Work instruction: Your reply should consist of one number: how many lines below contain "Referral".
Records provided START
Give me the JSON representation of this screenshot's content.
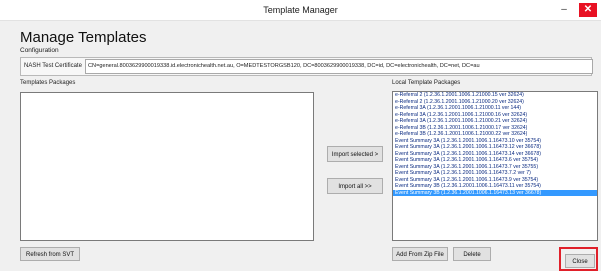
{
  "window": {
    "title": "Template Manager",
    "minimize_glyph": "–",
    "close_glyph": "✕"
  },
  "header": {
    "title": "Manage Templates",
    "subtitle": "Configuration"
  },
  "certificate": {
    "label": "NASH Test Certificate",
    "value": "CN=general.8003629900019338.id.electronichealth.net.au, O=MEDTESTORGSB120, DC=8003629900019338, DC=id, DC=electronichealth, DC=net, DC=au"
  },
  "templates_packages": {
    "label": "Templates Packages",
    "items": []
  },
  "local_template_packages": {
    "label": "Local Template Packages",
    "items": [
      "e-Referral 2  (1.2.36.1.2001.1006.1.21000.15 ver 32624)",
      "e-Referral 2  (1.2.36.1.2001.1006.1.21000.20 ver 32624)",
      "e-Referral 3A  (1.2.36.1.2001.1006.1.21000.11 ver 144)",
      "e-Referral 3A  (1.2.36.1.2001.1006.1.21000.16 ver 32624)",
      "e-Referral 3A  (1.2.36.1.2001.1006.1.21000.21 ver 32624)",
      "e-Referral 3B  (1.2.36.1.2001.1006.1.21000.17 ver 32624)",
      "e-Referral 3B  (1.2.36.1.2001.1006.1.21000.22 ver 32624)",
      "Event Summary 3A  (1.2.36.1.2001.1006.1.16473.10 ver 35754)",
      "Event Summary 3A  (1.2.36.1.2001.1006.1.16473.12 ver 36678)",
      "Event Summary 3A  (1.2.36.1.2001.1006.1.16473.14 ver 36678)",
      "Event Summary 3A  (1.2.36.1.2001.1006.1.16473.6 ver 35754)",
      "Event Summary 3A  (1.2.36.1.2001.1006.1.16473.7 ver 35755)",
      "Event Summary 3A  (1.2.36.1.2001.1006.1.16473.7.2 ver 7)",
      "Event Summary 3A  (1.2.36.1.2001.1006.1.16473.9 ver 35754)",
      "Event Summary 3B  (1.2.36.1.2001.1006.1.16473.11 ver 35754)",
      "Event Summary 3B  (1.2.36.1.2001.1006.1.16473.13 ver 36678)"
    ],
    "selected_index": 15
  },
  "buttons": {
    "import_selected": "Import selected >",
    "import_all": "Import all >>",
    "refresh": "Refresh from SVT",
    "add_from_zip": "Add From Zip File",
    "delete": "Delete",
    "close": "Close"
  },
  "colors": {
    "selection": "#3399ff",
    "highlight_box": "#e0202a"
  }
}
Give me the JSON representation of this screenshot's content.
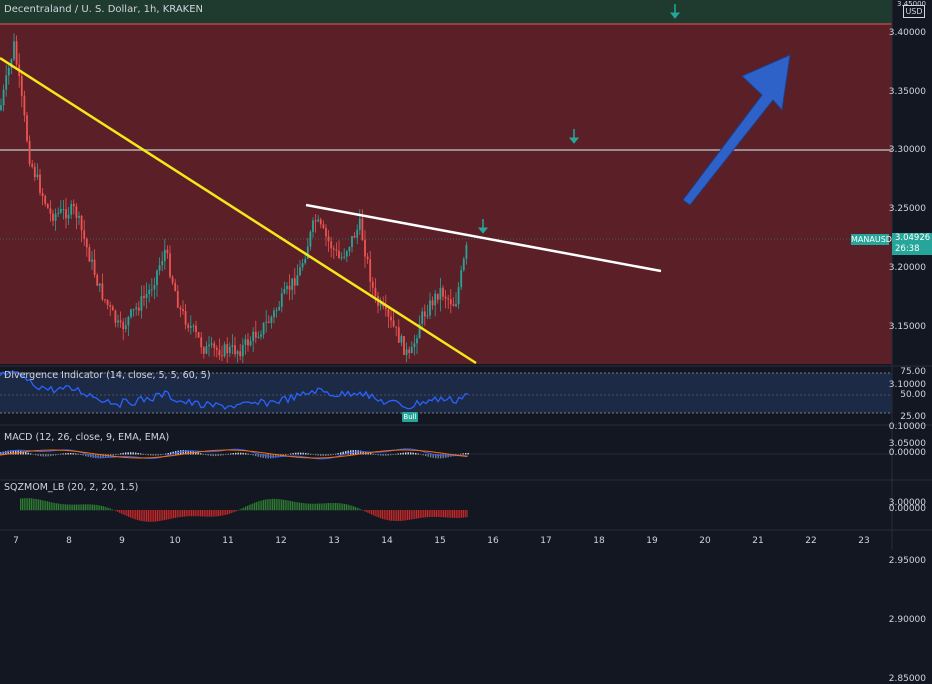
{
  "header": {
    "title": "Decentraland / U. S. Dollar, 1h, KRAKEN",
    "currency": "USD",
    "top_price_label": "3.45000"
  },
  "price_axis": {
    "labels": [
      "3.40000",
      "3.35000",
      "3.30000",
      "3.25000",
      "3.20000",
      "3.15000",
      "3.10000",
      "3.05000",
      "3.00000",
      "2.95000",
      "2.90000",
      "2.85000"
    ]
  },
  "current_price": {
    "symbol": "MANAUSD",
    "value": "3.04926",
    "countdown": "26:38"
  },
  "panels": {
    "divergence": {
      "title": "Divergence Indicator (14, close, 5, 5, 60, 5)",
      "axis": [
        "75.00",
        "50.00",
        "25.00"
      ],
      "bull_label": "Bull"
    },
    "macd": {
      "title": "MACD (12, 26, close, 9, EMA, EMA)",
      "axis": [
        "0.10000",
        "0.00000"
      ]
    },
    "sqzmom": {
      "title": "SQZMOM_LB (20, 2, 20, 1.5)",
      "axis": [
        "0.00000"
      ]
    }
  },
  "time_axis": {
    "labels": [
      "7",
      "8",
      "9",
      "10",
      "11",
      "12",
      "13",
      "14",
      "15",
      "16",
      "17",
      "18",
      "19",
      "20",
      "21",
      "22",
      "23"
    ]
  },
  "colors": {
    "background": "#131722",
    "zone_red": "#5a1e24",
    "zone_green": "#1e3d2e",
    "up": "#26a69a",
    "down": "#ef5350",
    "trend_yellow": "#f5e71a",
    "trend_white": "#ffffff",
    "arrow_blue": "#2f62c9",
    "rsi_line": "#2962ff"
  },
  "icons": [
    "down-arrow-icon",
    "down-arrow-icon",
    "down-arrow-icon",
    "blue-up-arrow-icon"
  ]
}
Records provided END
Written answer: 7